The Loose Cockaboose was opened a couple of years ago by Kelly Whitlock, a USC graduate who also owns Kelly's in the Vista.

Whitlock serves a full menu of food and variety of alcoholic beverages. She claims to serve "the coldest beer in town" from a 23-degree cooler.

Don't count on parking in her lot on game day, though, because of all the beer trucks.

- Get a fried bologna and egg sandwich or an array of other menu items from Stadium Grill & Bar at 905 Bluff Road, right next door to University House.

The eatery opened four months ago, serving breakfast, lunch and dinner.

The restaurant also has a bar (beer and wine only) and three TVs. The owner said he plans to extend his hours for late games. He normally closes at midnight but will stay open until 2 a.m. so fans can hopefully celebrate a victory.

- Fans also can get some love at Doc's Barbeque at 1601 Shop Road, which recently added four flat-screen TVs for fans who want to be part of the action but don't have a ticket to the game.

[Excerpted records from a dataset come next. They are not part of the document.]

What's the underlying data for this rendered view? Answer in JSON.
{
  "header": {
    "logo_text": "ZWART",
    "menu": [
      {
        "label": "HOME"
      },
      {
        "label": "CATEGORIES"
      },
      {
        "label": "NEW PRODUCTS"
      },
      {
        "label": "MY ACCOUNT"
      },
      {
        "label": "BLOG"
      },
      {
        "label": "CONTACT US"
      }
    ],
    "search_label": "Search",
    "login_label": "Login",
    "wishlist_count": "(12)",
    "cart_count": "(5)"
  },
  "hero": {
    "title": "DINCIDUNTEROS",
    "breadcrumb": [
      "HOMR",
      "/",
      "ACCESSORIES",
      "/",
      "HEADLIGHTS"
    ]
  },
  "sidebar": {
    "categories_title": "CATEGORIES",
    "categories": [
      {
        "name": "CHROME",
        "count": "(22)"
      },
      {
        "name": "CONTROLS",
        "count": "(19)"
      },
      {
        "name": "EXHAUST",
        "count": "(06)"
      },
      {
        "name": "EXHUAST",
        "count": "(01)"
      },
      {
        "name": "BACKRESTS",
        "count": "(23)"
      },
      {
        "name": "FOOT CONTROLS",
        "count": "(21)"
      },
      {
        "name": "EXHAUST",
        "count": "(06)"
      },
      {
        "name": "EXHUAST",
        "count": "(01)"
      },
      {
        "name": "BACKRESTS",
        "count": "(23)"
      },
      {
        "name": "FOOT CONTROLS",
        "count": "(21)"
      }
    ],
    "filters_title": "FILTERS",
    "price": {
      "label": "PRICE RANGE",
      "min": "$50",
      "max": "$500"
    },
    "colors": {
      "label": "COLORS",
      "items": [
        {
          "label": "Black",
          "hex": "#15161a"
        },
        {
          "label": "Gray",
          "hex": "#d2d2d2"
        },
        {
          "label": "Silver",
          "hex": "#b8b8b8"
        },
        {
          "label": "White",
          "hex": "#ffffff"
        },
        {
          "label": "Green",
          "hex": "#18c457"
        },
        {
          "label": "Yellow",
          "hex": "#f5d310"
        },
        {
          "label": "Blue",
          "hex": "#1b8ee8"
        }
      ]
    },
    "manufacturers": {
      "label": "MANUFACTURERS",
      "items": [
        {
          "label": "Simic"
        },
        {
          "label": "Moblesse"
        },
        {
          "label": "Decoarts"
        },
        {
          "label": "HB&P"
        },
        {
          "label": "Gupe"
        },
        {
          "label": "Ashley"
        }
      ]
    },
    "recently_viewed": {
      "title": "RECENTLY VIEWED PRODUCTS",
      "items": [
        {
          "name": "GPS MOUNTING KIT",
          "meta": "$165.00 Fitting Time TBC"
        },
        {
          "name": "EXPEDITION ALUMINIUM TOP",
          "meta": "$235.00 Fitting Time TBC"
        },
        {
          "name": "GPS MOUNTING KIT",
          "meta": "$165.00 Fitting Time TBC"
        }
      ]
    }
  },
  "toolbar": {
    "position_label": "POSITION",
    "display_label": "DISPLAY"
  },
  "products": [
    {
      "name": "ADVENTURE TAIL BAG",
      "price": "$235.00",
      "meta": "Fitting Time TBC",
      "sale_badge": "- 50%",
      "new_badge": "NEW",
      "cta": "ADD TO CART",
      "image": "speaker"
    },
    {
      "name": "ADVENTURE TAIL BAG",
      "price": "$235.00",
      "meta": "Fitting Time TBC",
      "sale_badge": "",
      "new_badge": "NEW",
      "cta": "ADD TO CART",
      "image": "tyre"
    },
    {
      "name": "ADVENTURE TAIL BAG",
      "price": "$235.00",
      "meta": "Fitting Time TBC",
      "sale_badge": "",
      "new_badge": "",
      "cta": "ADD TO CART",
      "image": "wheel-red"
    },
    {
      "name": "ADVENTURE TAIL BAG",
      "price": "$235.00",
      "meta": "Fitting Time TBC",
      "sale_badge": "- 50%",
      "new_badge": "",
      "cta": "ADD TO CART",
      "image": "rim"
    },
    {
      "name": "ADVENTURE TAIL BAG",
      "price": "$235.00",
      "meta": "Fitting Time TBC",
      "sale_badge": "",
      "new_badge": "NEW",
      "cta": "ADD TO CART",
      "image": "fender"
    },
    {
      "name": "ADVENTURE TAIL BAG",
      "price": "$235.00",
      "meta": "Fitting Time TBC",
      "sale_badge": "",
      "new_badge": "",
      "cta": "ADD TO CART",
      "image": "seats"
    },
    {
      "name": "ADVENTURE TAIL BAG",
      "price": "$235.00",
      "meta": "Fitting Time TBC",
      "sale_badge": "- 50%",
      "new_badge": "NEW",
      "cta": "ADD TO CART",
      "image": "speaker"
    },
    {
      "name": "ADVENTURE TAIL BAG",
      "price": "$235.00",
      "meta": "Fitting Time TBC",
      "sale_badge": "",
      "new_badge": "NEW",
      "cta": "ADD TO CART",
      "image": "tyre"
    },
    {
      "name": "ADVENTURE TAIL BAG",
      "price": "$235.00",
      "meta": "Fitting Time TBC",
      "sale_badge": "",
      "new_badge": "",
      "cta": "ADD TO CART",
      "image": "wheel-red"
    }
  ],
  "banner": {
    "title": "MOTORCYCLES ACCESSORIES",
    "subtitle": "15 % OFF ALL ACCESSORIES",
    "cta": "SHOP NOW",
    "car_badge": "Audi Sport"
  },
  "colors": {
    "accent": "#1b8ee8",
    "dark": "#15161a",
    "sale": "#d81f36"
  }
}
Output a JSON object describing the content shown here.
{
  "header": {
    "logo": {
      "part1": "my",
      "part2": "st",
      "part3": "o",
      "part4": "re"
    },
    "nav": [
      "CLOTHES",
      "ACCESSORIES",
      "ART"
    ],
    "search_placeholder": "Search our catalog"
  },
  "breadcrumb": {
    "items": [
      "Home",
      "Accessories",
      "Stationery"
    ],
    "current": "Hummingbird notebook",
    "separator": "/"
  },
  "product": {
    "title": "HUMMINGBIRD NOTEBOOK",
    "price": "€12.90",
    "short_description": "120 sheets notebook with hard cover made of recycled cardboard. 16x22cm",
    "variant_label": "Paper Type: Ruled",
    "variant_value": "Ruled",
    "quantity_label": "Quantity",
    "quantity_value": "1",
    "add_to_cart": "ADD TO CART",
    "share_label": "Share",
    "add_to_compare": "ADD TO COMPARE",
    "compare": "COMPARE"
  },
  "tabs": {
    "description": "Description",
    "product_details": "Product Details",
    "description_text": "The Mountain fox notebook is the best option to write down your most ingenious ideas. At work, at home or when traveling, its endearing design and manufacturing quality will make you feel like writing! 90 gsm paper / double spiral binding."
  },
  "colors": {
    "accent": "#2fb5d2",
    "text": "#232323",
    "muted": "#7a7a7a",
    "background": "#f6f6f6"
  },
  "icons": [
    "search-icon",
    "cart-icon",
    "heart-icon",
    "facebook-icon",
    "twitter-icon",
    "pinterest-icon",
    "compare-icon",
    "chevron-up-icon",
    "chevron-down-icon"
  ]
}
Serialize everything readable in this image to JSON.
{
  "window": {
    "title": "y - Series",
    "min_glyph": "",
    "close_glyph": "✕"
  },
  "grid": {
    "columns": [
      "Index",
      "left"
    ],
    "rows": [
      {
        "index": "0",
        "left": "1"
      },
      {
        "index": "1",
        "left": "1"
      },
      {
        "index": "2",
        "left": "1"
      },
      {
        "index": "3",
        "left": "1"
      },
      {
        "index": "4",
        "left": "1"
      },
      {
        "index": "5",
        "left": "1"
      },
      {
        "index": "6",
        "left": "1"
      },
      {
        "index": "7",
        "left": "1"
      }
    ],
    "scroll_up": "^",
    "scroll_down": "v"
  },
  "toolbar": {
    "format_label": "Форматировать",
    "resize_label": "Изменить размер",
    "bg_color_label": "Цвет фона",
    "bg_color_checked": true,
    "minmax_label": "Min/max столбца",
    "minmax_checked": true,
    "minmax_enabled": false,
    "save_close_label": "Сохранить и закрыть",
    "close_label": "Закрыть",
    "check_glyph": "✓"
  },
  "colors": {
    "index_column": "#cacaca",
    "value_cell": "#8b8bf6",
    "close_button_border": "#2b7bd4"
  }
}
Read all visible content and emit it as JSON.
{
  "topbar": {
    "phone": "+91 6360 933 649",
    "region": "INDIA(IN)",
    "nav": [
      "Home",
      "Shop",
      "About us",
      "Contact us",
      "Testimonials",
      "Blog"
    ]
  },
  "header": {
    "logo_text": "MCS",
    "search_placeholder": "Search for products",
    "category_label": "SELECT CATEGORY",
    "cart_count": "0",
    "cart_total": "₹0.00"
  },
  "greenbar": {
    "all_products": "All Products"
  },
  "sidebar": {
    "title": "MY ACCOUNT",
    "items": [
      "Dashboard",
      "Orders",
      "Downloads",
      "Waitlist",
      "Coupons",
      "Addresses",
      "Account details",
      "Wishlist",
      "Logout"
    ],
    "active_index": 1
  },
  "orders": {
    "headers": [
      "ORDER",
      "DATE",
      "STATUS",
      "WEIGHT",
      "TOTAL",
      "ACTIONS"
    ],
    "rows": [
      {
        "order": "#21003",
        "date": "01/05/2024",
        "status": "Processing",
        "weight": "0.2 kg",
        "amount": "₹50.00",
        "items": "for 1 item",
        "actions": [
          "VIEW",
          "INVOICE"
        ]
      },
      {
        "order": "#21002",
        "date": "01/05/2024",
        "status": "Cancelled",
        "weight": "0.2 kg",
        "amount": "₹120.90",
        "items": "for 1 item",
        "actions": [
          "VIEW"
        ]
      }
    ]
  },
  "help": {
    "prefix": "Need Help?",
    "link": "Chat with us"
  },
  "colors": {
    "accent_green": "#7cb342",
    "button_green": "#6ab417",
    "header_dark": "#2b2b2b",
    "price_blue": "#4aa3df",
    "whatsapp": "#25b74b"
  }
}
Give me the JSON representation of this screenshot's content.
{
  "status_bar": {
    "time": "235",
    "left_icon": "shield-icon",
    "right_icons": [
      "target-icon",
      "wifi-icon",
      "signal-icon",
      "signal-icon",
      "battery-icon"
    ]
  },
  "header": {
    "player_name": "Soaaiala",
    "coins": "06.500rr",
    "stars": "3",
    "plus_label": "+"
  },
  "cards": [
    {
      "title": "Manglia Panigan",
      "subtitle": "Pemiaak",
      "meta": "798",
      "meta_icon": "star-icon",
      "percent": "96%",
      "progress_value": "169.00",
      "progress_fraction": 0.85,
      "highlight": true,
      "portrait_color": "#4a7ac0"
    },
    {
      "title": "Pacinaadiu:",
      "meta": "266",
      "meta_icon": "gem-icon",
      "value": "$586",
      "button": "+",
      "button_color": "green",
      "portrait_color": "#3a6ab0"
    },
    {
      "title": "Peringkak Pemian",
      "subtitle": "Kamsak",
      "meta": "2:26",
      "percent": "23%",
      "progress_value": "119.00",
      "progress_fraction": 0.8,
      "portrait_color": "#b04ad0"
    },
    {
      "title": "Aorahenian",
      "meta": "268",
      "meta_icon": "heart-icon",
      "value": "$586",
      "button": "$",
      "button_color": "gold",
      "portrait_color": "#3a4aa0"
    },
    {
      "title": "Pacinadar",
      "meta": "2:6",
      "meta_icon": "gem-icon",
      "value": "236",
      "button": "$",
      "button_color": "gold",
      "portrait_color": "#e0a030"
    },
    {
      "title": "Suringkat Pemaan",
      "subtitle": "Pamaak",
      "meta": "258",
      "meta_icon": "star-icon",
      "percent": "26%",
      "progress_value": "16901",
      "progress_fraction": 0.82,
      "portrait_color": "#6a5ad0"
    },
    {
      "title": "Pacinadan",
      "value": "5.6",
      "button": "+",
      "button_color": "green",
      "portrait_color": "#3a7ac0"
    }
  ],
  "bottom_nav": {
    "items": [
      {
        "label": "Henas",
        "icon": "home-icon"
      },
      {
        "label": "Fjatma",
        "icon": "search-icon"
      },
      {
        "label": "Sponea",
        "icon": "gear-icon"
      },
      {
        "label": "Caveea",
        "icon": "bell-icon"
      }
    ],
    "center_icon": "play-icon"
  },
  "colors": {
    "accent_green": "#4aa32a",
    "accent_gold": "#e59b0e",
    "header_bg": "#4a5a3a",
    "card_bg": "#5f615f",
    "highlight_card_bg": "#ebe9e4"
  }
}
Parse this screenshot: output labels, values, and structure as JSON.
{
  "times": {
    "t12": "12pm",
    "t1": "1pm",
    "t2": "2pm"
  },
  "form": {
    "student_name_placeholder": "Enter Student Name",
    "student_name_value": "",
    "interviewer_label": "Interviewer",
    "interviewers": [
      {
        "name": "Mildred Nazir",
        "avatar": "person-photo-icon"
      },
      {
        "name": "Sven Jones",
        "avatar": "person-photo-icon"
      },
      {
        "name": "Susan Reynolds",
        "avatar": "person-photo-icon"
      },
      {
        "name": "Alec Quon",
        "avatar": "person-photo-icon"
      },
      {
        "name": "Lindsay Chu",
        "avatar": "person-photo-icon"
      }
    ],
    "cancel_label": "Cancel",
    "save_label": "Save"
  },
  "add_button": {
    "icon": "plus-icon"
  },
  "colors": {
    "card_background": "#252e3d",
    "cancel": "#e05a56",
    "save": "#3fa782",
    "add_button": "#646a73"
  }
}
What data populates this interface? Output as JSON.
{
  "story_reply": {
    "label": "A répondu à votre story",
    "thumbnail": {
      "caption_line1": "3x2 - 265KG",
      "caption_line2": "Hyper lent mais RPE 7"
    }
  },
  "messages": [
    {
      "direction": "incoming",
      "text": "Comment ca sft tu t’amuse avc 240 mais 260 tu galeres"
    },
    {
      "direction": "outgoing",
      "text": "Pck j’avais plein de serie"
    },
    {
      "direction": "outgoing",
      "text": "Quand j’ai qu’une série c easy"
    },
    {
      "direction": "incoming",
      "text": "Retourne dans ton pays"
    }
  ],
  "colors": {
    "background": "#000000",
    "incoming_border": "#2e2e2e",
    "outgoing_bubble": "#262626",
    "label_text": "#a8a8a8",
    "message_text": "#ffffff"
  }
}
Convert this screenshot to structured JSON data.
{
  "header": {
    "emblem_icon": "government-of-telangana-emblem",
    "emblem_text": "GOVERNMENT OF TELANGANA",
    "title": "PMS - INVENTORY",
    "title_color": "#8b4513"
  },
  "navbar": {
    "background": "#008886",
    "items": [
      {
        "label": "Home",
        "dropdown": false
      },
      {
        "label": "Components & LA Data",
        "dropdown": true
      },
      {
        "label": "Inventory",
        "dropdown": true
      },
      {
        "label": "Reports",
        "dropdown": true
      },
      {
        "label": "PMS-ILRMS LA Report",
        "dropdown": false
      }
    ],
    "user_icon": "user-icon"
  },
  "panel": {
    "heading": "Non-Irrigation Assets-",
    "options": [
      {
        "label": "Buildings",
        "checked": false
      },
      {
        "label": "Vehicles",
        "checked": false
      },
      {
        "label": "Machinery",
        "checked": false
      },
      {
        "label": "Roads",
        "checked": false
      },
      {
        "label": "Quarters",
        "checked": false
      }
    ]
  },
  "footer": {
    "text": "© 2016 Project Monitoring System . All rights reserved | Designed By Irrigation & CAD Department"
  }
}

An 800-square-foot deck with a bar and 50-inch flat-screen TV will be open in time for the Mississippi game tonight, spokesman Jesse Bullard said.

The barbecue buffet, which opened several years ago, recently expanded its hours to open on weekend nights, added some lighter fare to its menu and started serving beer.

- Sammi's Deli opened in February at 1629 Bluff Road to cater to the area's growing population. The restaurant, which has half a dozen other locations around Columbia, always has been popular for its late-night menu and delivery. So naturally, it will be open for game-day tailgaters craving gyros, burgers and wings.

Miyo's expanding

Michelle Wang is expanding the reach of her Asian cuisine restaurants.

She recently opened a Miyo's in the Village at Sandhill in Northeast Richland and began construction on a new location on Sunset Boulevard in Lexington. And the Forest Acres eatery soon will double in size.

Wang said she doesn't want to let the down economy dictate her business: "I feel like I'm doing the right thing to stimulate the economy."

Wang hopes to open the Lexington store by the end of the year. The 4,000-square-foot restaurant will seat up to 100 customers and will have a patio for outdoor dining.

On Forest Drive, she is taking over the space next door that was a scrapbooking store to nearly double the size of the restaurant to almost 5,000 square feet.

"It's definitely a risk we're taking in today's economy," she said. But the economy also gives her the opportunity to negotiate better rents, such as with her Forest Drive expansion.

The expansion will add seating space, a new sushi bar and possibly a party room. Renovations should be complete in November, she said.

Wang wants to inspire others in the business community: "I hope I'm sending a positive signal. Let's try to find opportunities through crisis, ... try to be positive."